By 0400, pressure had reached 998, and brought with it a freight train of wind from the northwest. Now there was just enough light to make out the cement-colored sky pushing down upon the water. Seas were smack on the beam but manageable.
The front hit at 0600 with winds of 40 gusting to 45 and a pelting, horizontal rain. Crests of waves were blown off; the barometer dropped another 2 points. When it passed, the gale settled down to do its business. Long, wide crests of sea broke together and stained the black water with city-block-size patches of cream and ice blue. The barometer kept on sliding. At each two-hour log entry, it was down another 2 points. Four reefs in the working jib, Mo laboring.

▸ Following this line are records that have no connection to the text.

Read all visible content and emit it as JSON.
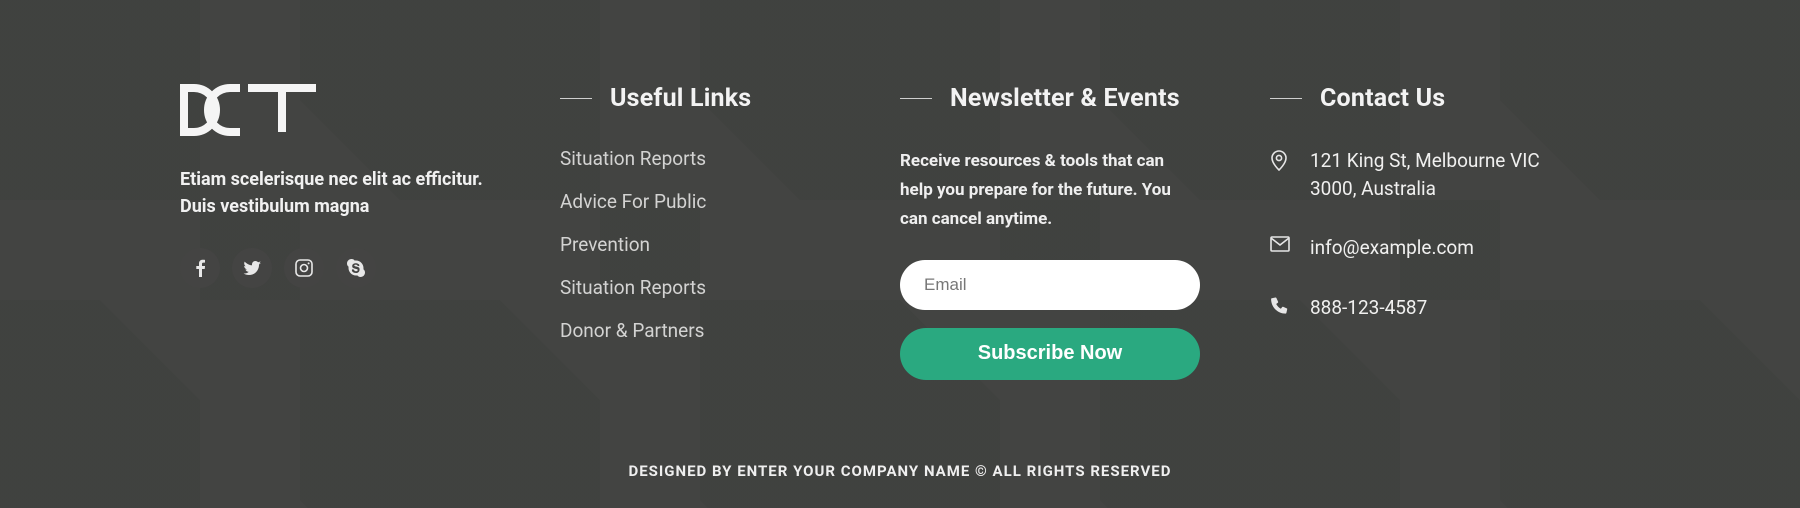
{
  "brand": {
    "name": "DCT"
  },
  "tagline": "Etiam scelerisque nec elit ac efficitur. Duis vestibulum magna",
  "socials": [
    {
      "name": "facebook-icon"
    },
    {
      "name": "twitter-icon"
    },
    {
      "name": "instagram-icon"
    },
    {
      "name": "skype-icon"
    }
  ],
  "useful_links": {
    "title": "Useful Links",
    "items": [
      "Situation Reports",
      "Advice For Public",
      "Prevention",
      "Situation Reports",
      "Donor & Partners"
    ]
  },
  "newsletter": {
    "title": "Newsletter & Events",
    "description": "Receive resources & tools that can help you prepare for the future. You can cancel anytime.",
    "placeholder": "Email",
    "button": "Subscribe Now"
  },
  "contact": {
    "title": "Contact Us",
    "address": "121 King St, Melbourne VIC 3000, Australia",
    "email": "info@example.com",
    "phone": "888-123-4587"
  },
  "copyright": "Designed by Enter Your Company Name © All Rights Reserved"
}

At 1400, we reached the bottom of the low, and the barometer flattened out at 989. The wind roared. Mo shuddered in its force. The log read: “Seas massive; some plunge-breaking.” Two hours later: “A crazy, mishmash heavy sea. Pyramidal.” At 1700: “Long gusts to 50. Working jib down to a hanky.” Later that night: “Our first screaming surf down a wave I cannot see.”
To this point, Mo had been sure-footed. Always at the center of the surrounding chaos, her decks seemed as still and solid as Mother Earth. Yes, there were times when she stumbled, fell off a breaker and was thrown over to the windows, but she came back to rights and shook off things so quickly that the fall seemed hardly worth mentioning. Only when I went on deck did the fierceness of the gale become apparent.
On deck, I moved aft to adjust the windvane when I heard a crashing from the blackness astern. But I did not look aft, I looked up—and there a white wall hung for a moment. I leaped for the rail as it consumed the boat. Mo rolled. She was under. Immediate cold down foulies and boots. And then she was up. Cockpit a bathtub. Sheets trailing in the water. The main halyard was wrapped around my leg. Amazingly, there was no damage.
By 0100, I had been working the boat for 20 hours, was achingly cold and beginning to feel undone. Wind had eased significantly, and with its diminishing, so too the sea subsided. The moment had come to start adding back the sail we’d withdrawn so long ago, but this time I did not. I left Mo with but a handkerchief of a jib, tore off my foulies, and hit the sack. I didn’t even set an alarm.
On and on like this goes the Southern Ocean. By February 12, we were below New Zealand; by March 5, we were 5,000 miles due south of San Francisco; and as we descended for the second Cape Horn rounding, Mo and I were weary but battle hardened. This approach proved more tempestuous than the first, but now even dangerously foul weather couldn’t keep us from spying that great rock, that Everest of the watery south. Another gale came on. Mo pointed steadily onward and to within sight of our goal. The seas built. The wind roared. And then all cleared. Cape Horn came out of the abyss—gray, hulking rock not so much barren as raw, and with breakers throwing themselves at her feet. Then we were around, and yet on we raced. On and on and on…
On March 20, 2019—and as part of the figure-eight voyage—Mo and sailor-adventurer Randall Reeves completed a 15,343-mile 110-day circumnavigation of the Southern Ocean but continued north for a first stop in Halifax, Nova Scotia, after 237 days at sea. Coming next month: Mo and Reeves heed the call of the Northwest Passage. For more, check out Reeves’ book-length account of the voyage, available at figure8voyage.com.